**** DATA FOR ANALYSIS ****

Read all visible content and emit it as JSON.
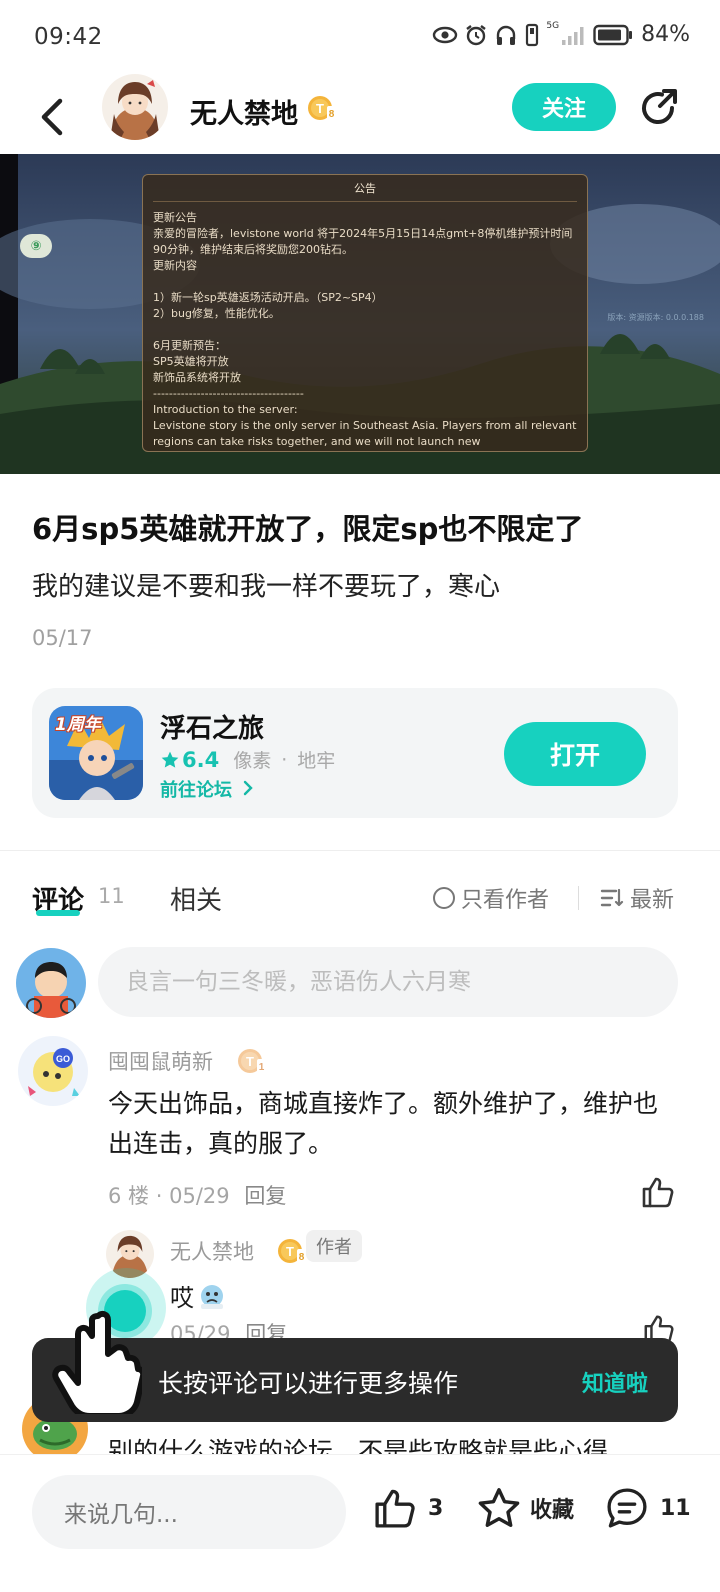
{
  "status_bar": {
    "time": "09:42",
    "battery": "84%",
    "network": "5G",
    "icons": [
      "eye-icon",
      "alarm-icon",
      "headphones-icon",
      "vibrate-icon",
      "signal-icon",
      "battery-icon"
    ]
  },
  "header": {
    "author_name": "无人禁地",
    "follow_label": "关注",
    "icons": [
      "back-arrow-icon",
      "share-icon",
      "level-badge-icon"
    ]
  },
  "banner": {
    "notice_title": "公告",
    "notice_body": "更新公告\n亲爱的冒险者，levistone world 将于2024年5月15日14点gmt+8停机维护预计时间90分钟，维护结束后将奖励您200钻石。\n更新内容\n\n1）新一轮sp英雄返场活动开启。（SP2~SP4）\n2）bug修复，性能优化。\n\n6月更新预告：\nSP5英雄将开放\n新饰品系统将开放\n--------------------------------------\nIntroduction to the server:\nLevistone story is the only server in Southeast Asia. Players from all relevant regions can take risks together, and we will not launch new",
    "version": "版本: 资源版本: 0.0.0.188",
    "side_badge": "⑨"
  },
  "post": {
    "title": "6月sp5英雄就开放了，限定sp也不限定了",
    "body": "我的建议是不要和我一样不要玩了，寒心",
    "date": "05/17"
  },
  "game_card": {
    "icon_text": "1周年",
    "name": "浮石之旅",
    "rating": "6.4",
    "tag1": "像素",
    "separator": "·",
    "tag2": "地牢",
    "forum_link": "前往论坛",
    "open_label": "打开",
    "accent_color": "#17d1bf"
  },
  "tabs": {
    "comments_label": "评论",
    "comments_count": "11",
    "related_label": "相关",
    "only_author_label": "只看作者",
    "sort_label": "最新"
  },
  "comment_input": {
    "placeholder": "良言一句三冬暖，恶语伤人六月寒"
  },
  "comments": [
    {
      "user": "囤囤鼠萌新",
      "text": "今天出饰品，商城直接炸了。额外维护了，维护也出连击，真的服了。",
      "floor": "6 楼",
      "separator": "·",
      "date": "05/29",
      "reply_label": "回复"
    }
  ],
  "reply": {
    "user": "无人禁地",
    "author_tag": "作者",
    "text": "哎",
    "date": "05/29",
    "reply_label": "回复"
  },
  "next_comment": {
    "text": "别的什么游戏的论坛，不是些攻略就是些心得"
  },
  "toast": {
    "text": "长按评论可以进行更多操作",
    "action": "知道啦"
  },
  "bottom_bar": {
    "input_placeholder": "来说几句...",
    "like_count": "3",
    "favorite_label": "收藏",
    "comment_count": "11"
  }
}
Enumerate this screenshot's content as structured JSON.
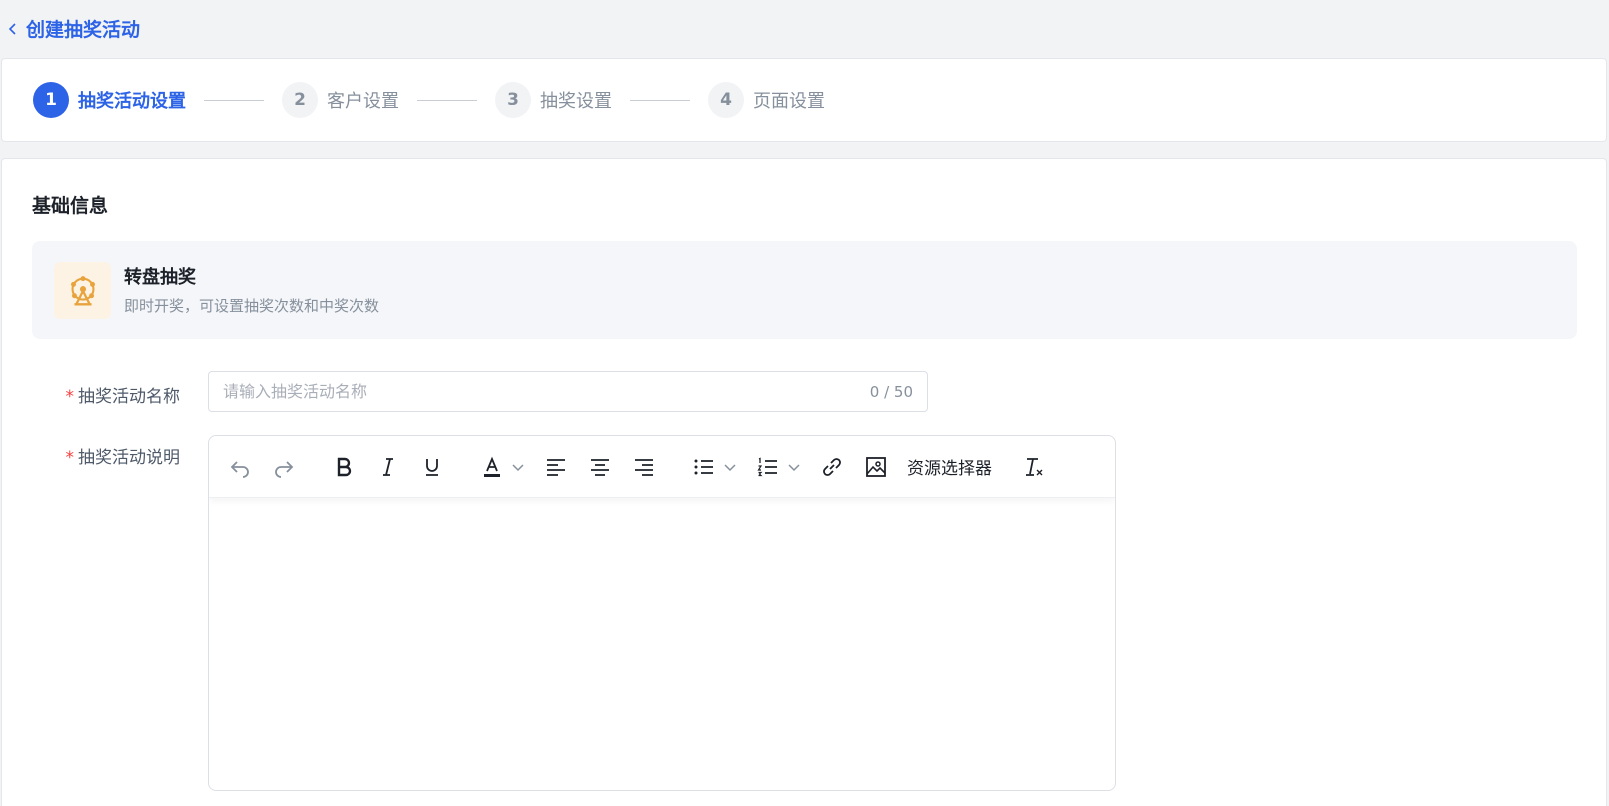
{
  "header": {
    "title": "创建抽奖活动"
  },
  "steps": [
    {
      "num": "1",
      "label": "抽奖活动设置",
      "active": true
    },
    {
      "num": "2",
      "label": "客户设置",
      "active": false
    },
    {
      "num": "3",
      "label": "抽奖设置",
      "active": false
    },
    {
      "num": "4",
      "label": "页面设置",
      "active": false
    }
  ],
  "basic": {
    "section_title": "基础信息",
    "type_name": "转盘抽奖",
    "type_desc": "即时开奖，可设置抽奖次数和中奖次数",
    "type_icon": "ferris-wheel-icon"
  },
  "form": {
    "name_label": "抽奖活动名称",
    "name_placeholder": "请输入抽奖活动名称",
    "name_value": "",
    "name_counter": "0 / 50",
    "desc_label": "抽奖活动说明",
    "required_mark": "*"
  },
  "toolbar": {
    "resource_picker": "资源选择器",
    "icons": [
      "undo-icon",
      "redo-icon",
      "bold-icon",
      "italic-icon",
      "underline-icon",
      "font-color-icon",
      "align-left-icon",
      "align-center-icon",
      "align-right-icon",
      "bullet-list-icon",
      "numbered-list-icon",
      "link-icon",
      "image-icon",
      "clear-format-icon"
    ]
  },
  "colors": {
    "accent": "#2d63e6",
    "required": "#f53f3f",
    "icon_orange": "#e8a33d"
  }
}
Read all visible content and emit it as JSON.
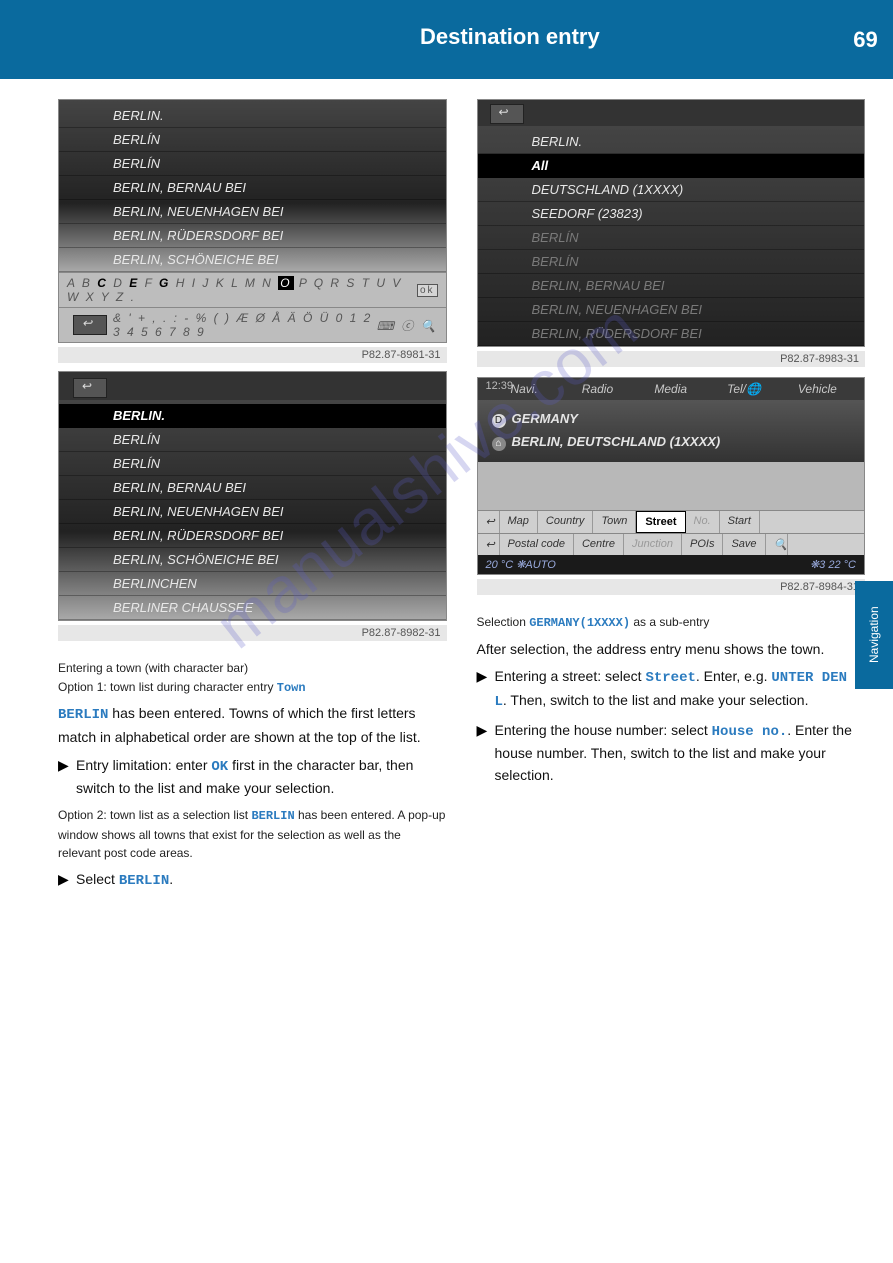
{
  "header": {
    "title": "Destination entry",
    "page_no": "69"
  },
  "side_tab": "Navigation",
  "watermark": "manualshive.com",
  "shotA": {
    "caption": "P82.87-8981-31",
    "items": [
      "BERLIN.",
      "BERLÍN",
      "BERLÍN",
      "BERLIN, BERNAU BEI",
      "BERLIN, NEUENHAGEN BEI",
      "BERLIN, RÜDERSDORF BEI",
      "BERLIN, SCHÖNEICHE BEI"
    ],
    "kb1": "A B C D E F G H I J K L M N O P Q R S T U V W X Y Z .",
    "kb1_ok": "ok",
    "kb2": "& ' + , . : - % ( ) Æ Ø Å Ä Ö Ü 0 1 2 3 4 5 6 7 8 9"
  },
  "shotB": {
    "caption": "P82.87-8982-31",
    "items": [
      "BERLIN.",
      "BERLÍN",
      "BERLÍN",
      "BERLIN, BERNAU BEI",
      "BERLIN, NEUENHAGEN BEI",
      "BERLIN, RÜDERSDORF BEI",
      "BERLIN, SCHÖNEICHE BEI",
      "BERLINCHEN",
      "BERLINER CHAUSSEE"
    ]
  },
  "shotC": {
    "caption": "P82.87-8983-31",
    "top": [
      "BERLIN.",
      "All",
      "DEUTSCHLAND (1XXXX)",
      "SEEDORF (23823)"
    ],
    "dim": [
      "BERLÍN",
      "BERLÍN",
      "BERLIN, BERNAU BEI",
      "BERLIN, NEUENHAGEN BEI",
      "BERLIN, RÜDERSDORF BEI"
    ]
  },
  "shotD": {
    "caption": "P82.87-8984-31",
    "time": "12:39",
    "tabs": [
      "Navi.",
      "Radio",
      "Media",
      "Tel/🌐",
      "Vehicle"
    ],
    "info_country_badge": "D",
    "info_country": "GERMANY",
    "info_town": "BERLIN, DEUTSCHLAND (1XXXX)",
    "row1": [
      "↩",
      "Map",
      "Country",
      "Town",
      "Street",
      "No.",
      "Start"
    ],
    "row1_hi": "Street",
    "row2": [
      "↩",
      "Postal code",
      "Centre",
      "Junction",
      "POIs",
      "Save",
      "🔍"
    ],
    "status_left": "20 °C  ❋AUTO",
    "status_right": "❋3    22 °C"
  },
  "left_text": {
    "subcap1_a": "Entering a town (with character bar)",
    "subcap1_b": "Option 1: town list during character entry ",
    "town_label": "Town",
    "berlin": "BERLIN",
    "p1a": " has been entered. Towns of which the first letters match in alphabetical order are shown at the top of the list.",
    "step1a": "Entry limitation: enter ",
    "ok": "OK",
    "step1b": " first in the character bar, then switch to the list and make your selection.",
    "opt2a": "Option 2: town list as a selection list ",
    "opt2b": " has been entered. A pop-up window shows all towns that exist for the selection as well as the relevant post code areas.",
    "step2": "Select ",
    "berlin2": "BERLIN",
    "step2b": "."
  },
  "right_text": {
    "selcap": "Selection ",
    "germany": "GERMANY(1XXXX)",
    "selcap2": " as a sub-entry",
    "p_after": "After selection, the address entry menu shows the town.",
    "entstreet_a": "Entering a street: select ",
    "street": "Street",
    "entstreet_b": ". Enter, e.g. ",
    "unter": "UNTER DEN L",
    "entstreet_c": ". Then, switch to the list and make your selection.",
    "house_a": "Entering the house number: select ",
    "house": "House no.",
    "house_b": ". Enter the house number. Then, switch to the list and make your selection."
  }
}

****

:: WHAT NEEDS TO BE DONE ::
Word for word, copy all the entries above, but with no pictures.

:: RESULT OF THIS EXERCISE ::
Read all visible content and emit it as JSON.
{
  "status_bar": {
    "time": "09:42",
    "battery": "84%",
    "network": "5G",
    "icons": [
      "eye-icon",
      "alarm-icon",
      "headphones-icon",
      "vibrate-icon",
      "signal-icon",
      "battery-icon"
    ]
  },
  "header": {
    "author_name": "无人禁地",
    "follow_label": "关注",
    "icons": [
      "back-arrow-icon",
      "share-icon",
      "level-badge-icon"
    ]
  },
  "banner": {
    "notice_title": "公告",
    "notice_body": "更新公告\n亲爱的冒险者，levistone world 将于2024年5月15日14点gmt+8停机维护预计时间90分钟，维护结束后将奖励您200钻石。\n更新内容\n\n1）新一轮sp英雄返场活动开启。（SP2~SP4）\n2）bug修复，性能优化。\n\n6月更新预告：\nSP5英雄将开放\n新饰品系统将开放\n--------------------------------------\nIntroduction to the server:\nLevistone story is the only server in Southeast Asia. Players from all relevant regions can take risks together, and we will not launch new",
    "version": "版本: 资源版本: 0.0.0.188",
    "side_badge": "⑨"
  },
  "post": {
    "title": "6月sp5英雄就开放了，限定sp也不限定了",
    "body": "我的建议是不要和我一样不要玩了，寒心",
    "date": "05/17"
  },
  "game_card": {
    "icon_text": "1周年",
    "name": "浮石之旅",
    "rating": "6.4",
    "tag1": "像素",
    "separator": "·",
    "tag2": "地牢",
    "forum_link": "前往论坛",
    "open_label": "打开",
    "accent_color": "#17d1bf"
  },
  "tabs": {
    "comments_label": "评论",
    "comments_count": "11",
    "related_label": "相关",
    "only_author_label": "只看作者",
    "sort_label": "最新"
  },
  "comment_input": {
    "placeholder": "良言一句三冬暖，恶语伤人六月寒"
  },
  "comments": [
    {
      "user": "囤囤鼠萌新",
      "text": "今天出饰品，商城直接炸了。额外维护了，维护也出连击，真的服了。",
      "floor": "6 楼",
      "separator": "·",
      "date": "05/29",
      "reply_label": "回复"
    }
  ],
  "reply": {
    "user": "无人禁地",
    "author_tag": "作者",
    "text": "哎",
    "date": "05/29",
    "reply_label": "回复"
  },
  "next_comment": {
    "text": "别的什么游戏的论坛，不是些攻略就是些心得"
  },
  "toast": {
    "text": "长按评论可以进行更多操作",
    "action": "知道啦"
  },
  "bottom_bar": {
    "input_placeholder": "来说几句...",
    "like_count": "3",
    "favorite_label": "收藏",
    "comment_count": "11"
  }
}
Enumerate this screenshot's content as structured JSON.
{
  "header": {
    "title": "创建抽奖活动"
  },
  "steps": [
    {
      "num": "1",
      "label": "抽奖活动设置",
      "active": true
    },
    {
      "num": "2",
      "label": "客户设置",
      "active": false
    },
    {
      "num": "3",
      "label": "抽奖设置",
      "active": false
    },
    {
      "num": "4",
      "label": "页面设置",
      "active": false
    }
  ],
  "basic": {
    "section_title": "基础信息",
    "type_name": "转盘抽奖",
    "type_desc": "即时开奖，可设置抽奖次数和中奖次数",
    "type_icon": "ferris-wheel-icon"
  },
  "form": {
    "name_label": "抽奖活动名称",
    "name_placeholder": "请输入抽奖活动名称",
    "name_value": "",
    "name_counter": "0 / 50",
    "desc_label": "抽奖活动说明",
    "required_mark": "*"
  },
  "toolbar": {
    "resource_picker": "资源选择器",
    "icons": [
      "undo-icon",
      "redo-icon",
      "bold-icon",
      "italic-icon",
      "underline-icon",
      "font-color-icon",
      "align-left-icon",
      "align-center-icon",
      "align-right-icon",
      "bullet-list-icon",
      "numbered-list-icon",
      "link-icon",
      "image-icon",
      "clear-format-icon"
    ]
  },
  "colors": {
    "accent": "#2d63e6",
    "required": "#f53f3f",
    "icon_orange": "#e8a33d"
  }
}
Read all visible content and emit it as JSON.
{
  "header": {
    "title": "Destination entry",
    "page_no": "69"
  },
  "side_tab": "Navigation",
  "watermark": "manualshive.com",
  "shotA": {
    "caption": "P82.87-8981-31",
    "items": [
      "BERLIN.",
      "BERLÍN",
      "BERLÍN",
      "BERLIN, BERNAU BEI",
      "BERLIN, NEUENHAGEN BEI",
      "BERLIN, RÜDERSDORF BEI",
      "BERLIN, SCHÖNEICHE BEI"
    ],
    "kb1": "A B C D E F G H I J K L M N O P Q R S T U V W X Y Z .",
    "kb1_ok": "ok",
    "kb2": "& ' + , . : - % ( ) Æ Ø Å Ä Ö Ü 0 1 2 3 4 5 6 7 8 9"
  },
  "shotB": {
    "caption": "P82.87-8982-31",
    "items": [
      "BERLIN.",
      "BERLÍN",
      "BERLÍN",
      "BERLIN, BERNAU BEI",
      "BERLIN, NEUENHAGEN BEI",
      "BERLIN, RÜDERSDORF BEI",
      "BERLIN, SCHÖNEICHE BEI",
      "BERLINCHEN",
      "BERLINER CHAUSSEE"
    ]
  },
  "shotC": {
    "caption": "P82.87-8983-31",
    "top": [
      "BERLIN.",
      "All",
      "DEUTSCHLAND (1XXXX)",
      "SEEDORF (23823)"
    ],
    "dim": [
      "BERLÍN",
      "BERLÍN",
      "BERLIN, BERNAU BEI",
      "BERLIN, NEUENHAGEN BEI",
      "BERLIN, RÜDERSDORF BEI"
    ]
  },
  "shotD": {
    "caption": "P82.87-8984-31",
    "time": "12:39",
    "tabs": [
      "Navi.",
      "Radio",
      "Media",
      "Tel/🌐",
      "Vehicle"
    ],
    "info_country_badge": "D",
    "info_country": "GERMANY",
    "info_town": "BERLIN, DEUTSCHLAND (1XXXX)",
    "row1": [
      "↩",
      "Map",
      "Country",
      "Town",
      "Street",
      "No.",
      "Start"
    ],
    "row1_hi": "Street",
    "row2": [
      "↩",
      "Postal code",
      "Centre",
      "Junction",
      "POIs",
      "Save",
      "🔍"
    ],
    "status_left": "20 °C  ❋AUTO",
    "status_right": "❋3    22 °C"
  },
  "left_text": {
    "subcap1_a": "Entering a town (with character bar)",
    "subcap1_b": "Option 1: town list during character entry ",
    "town_label": "Town",
    "berlin": "BERLIN",
    "p1a": " has been entered. Towns of which the first letters match in alphabetical order are shown at the top of the list.",
    "step1a": "Entry limitation: enter ",
    "ok": "OK",
    "step1b": " first in the character bar, then switch to the list and make your selection.",
    "opt2a": "Option 2: town list as a selection list ",
    "opt2b": " has been entered. A pop-up window shows all towns that exist for the selection as well as the relevant post code areas.",
    "step2": "Select ",
    "berlin2": "BERLIN",
    "step2b": "."
  },
  "right_text": {
    "selcap": "Selection ",
    "germany": "GERMANY(1XXXX)",
    "selcap2": " as a sub-entry",
    "p_after": "After selection, the address entry menu shows the town.",
    "entstreet_a": "Entering a street: select ",
    "street": "Street",
    "entstreet_b": ". Enter, e.g. ",
    "unter": "UNTER DEN L",
    "entstreet_c": ". Then, switch to the list and make your selection.",
    "house_a": "Entering the house number: select ",
    "house": "House no.",
    "house_b": ". Enter the house number. Then, switch to the list and make your selection."
  }
}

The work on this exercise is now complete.